This weekend, the Circular Fashion Expo will take place at the Siebel Center for Design at the University of Illinois. The Expo was founded by U of I student Joshua Jay James (known as J³, or J-cubed) in collaboration with The Fashion Network student organization. The Expo’s mission is to re-circulate fashion waste away from landfill and back into the local economy. 

This year’s Expo builds on previous ones, and will include a fashion show, vendors, a clothing swap, live music, and workshops that can help you mend your clothing. 

The Circular Fashion Expo is from 11 a.m. to 8 p.m. on Saturday, October 29th; it’s free to enter, but bring some spending money for all the incredible vendors. I recently spoke with Joshua Jay James about this weekend’s event. You can learn more in our interview below, and on the Expo’s website.   


A Black woman runway model poses during a fashion show. The woman is tall and slender, with reddish-orange hair. She wears a face veil, large silver earrings, and a red and silver eye visor.

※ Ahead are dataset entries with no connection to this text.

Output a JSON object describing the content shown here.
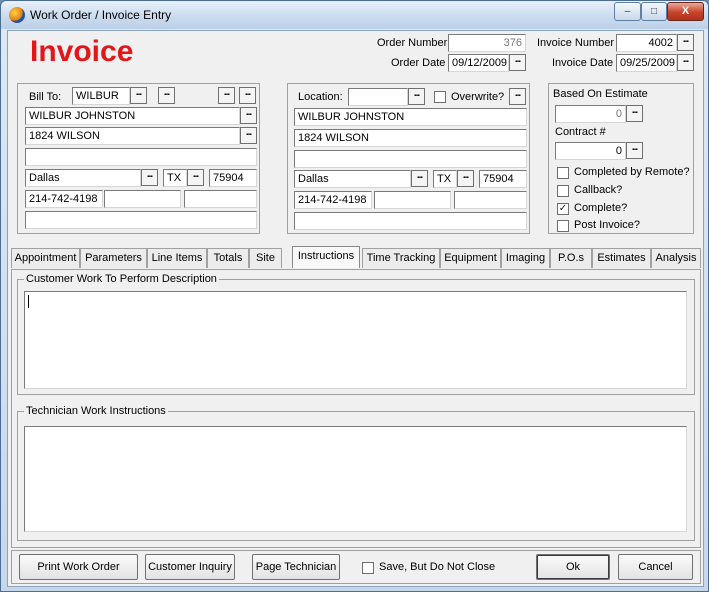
{
  "window": {
    "title": "Work Order /  Invoice Entry",
    "controls": {
      "minimize": "–",
      "maximize": "□",
      "close": "X"
    }
  },
  "header": {
    "heading": "Invoice",
    "heading_color": "#e3161a",
    "order_number_label": "Order Number",
    "order_number": "376",
    "order_date_label": "Order Date",
    "order_date": "09/12/2009",
    "invoice_number_label": "Invoice Number",
    "invoice_number": "4002",
    "invoice_date_label": "Invoice Date",
    "invoice_date": "09/25/2009"
  },
  "bill_to": {
    "label": "Bill To:",
    "code": "WILBUR",
    "name": "WILBUR JOHNSTON",
    "address1": "1824 WILSON",
    "address2": "",
    "city": "Dallas",
    "state": "TX",
    "zip": "75904",
    "phone": "214-742-4198"
  },
  "location": {
    "label": "Location:",
    "code": "",
    "overwrite_label": "Overwrite?",
    "name": "WILBUR JOHNSTON",
    "address1": "1824 WILSON",
    "address2": "",
    "city": "Dallas",
    "state": "TX",
    "zip": "75904",
    "phone": "214-742-4198"
  },
  "estimate": {
    "based_on_label": "Based On Estimate",
    "based_on_value": "0",
    "contract_label": "Contract #",
    "contract_value": "0",
    "checks": [
      {
        "label": "Completed by Remote?",
        "checked": false
      },
      {
        "label": "Callback?",
        "checked": false
      },
      {
        "label": "Complete?",
        "checked": true
      },
      {
        "label": "Post Invoice?",
        "checked": false
      }
    ],
    "check_mark": "✓"
  },
  "tabs": [
    {
      "label": "Appointment"
    },
    {
      "label": "Parameters"
    },
    {
      "label": "Line Items"
    },
    {
      "label": "Totals"
    },
    {
      "label": "Site"
    },
    {
      "label": "Instructions",
      "active": true
    },
    {
      "label": "Time Tracking"
    },
    {
      "label": "Equipment"
    },
    {
      "label": "Imaging"
    },
    {
      "label": "P.O.s"
    },
    {
      "label": "Estimates"
    },
    {
      "label": "Analysis"
    }
  ],
  "instructions": {
    "customer_label": "Customer Work To Perform Description",
    "customer_text": "",
    "technician_label": "Technician Work Instructions",
    "technician_text": ""
  },
  "footer": {
    "print": "Print Work Order",
    "customer_inquiry": "Customer Inquiry",
    "page_technician": "Page Technician",
    "save_no_close": "Save, But Do Not Close",
    "ok": "Ok",
    "cancel": "Cancel"
  },
  "ellipsis": "..."
}
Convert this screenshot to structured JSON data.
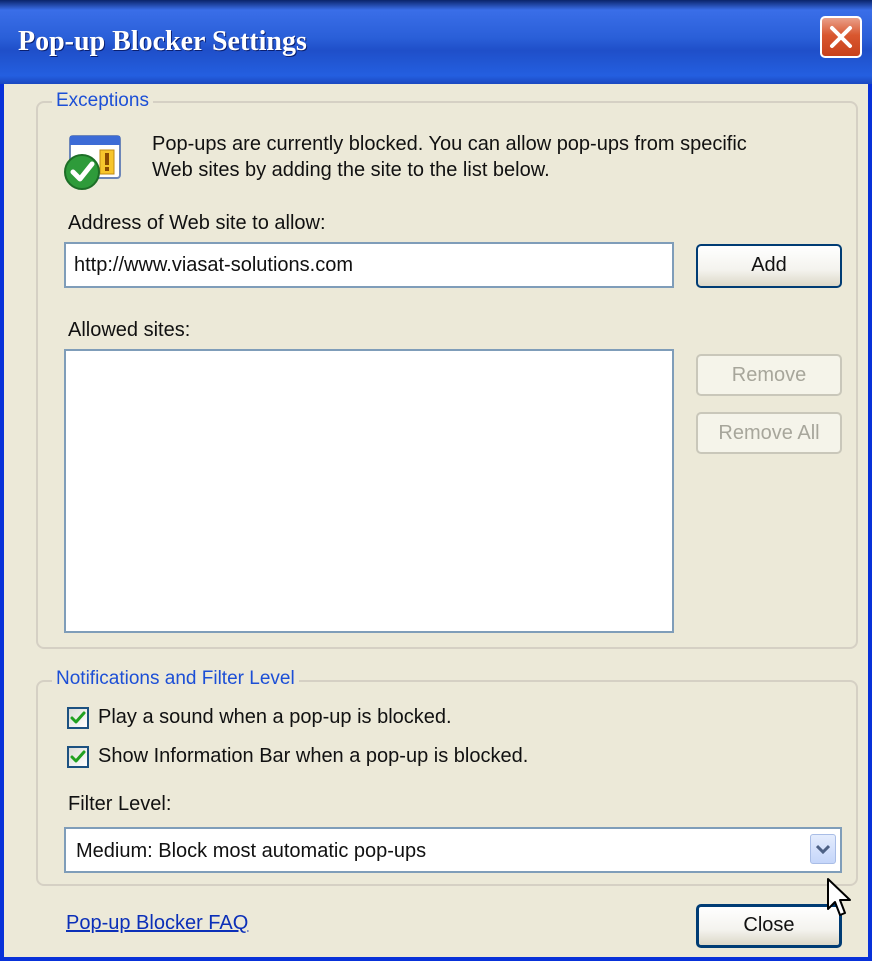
{
  "window": {
    "title": "Pop-up Blocker Settings"
  },
  "exceptions": {
    "legend": "Exceptions",
    "info_line1": "Pop-ups are currently blocked.  You can allow pop-ups from specific",
    "info_line2": "Web sites by adding the site to the list below.",
    "address_label": "Address of Web site to allow:",
    "address_value": "http://www.viasat-solutions.com",
    "add_label": "Add",
    "allowed_label": "Allowed sites:",
    "allowed_sites": [],
    "remove_label": "Remove",
    "remove_all_label": "Remove All"
  },
  "notifications": {
    "legend": "Notifications and Filter Level",
    "play_sound_label": "Play a sound when a pop-up is blocked.",
    "play_sound_checked": true,
    "info_bar_label": "Show Information Bar when a pop-up is blocked.",
    "info_bar_checked": true,
    "filter_level_label": "Filter Level:",
    "filter_level_value": "Medium: Block most automatic pop-ups"
  },
  "footer": {
    "faq_link": "Pop-up Blocker FAQ",
    "close_label": "Close"
  },
  "icons": {
    "title_close": "close-icon",
    "info": "shield-check-warning-icon",
    "combo": "chevron-down-icon",
    "cursor": "mouse-cursor-icon"
  },
  "colors": {
    "titlebar": "#245fe0",
    "close_button": "#d9572f",
    "legend_text": "#1c4fd6",
    "link": "#0b2fb8",
    "checkmark": "#21a121"
  }
}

She is wearing a long sleeve black shirt. Photo by Brielle Henderson. Photo by Brielle Henderson.

Smile Politely: What is the Circular Fashion Expo? Who is organizing it?

Josh Jay James: The Circular Fashion Expo, the premiere student-run fashion-focused event at the University of Illinois, exists to inspire a community of circularity and innovation in fashion for students.  

SP: Who is the target audience? Can anyone of any age and size participate in the Expo, including the clothing swap?

James: Yes! We encourage all people interested in fashion to visit the Expo. There’s something for everyone.

Our target audience is the new generation of fashion futurists: Gen Z’ers who are ready to make their wardrobes and fashion consumption circular by adopting the systems necessary to keep their garments out of landfill.

SP: I see on your website that the day includes a clothing swap. How does that work?

James: The Clothing Swap is an experiment that we’re running to pilot the app we created for the event, [which is] aimed at increasing the efficiency and velocity of garment exchange between people. 

In collaboration with faculty in the College of Business and College of Media, we’re hoping to create the world’s first truly circular business model using alternative currency and social commerce. Visitors can bring clothes they would otherwise donate and earn tokens by adding them to the Swap. They can then spend tokens to purchase other donated items within the Swap. We hope to scale this technology for the next Expo in the Spring to power the entire Expo, and eventually to other universities and fashion events around the country.


Photo by Briella Henderson.

SP: In what condition should clothing donations be for the swap?

James: We’re working on building funnels so all garments are sent to the right home or recycling system. We accept garments of any condition (except kids clothes).

SP: What happens to all the donated clothes?

James: Some are purchased at the event. Some are kept in our virtual system and traded later using our app to drive revenue for our organization. Others are sent to student upcyclers on campus for repurposing. And, for the garments that can’t be easily sold or upcycled, our organization is developing a robust system that ensures any garment finds its appropriate future. No garment is left behind.

SP: How does the Expo account for inclusivity — or the lack thereof — in fashion? 

James: The Expo is proud to be a platform for inclusive initiatives in fashion. Some projects we’re supporting this year include Faaslahpal, a Muslim-American community that’s bridging the cultural gap, beginning with their Scrunchie Hijab product, and Equability, a company that makes garments accessible by installing magnet and velcro closures for ease of access, among others. The event offers affordable clothes in a range of sizes and styles so nobody is left behind in the future we’re creating — anybody can be a fashion futurist!

SP: Can you tell me a little more about the workshops?

James: The one-on-one workshops are a feature offered by the student Enactus project, Phoenix, designed to teach students the basic upcycling skill sets necessary to mend, patch, and repair their garments to extend their lifetime.

SP: How can someone sign up for the workshop?

James: Workshops are first come, first served at the event. No sign-up necessary.

SP: What do you hope people take away (literally, theoretically, ideologically) from the Circular Fashion Expo?

James: I hope that people leave the Expo inspired to explore new means of circularizing the fashion economy in innovative ways, empowered to take the steps necessary to be more creative and sustainable with their wardrobes, and enlightened by the endless possibility the word of fashion holds. And, of course, I hope they leave with a new outfit, too!

SP: As a potential visitor, what do I need to know about attending?

James: Come ready to swap and shop! Bring donations if you have clothes that you no longer wear to earn some tokens. All vendors are student small businesses — they appreciate any and all support. And, of course, the true spectacle is the runway that starts at 6 p.m. You don’t want to miss it!

Circular Fashion Expo
Siebel Center for Design
1208 S 4th Street
Champaign
11 a.m. to 8 p.m.
Free

Top image by Briella Henderson.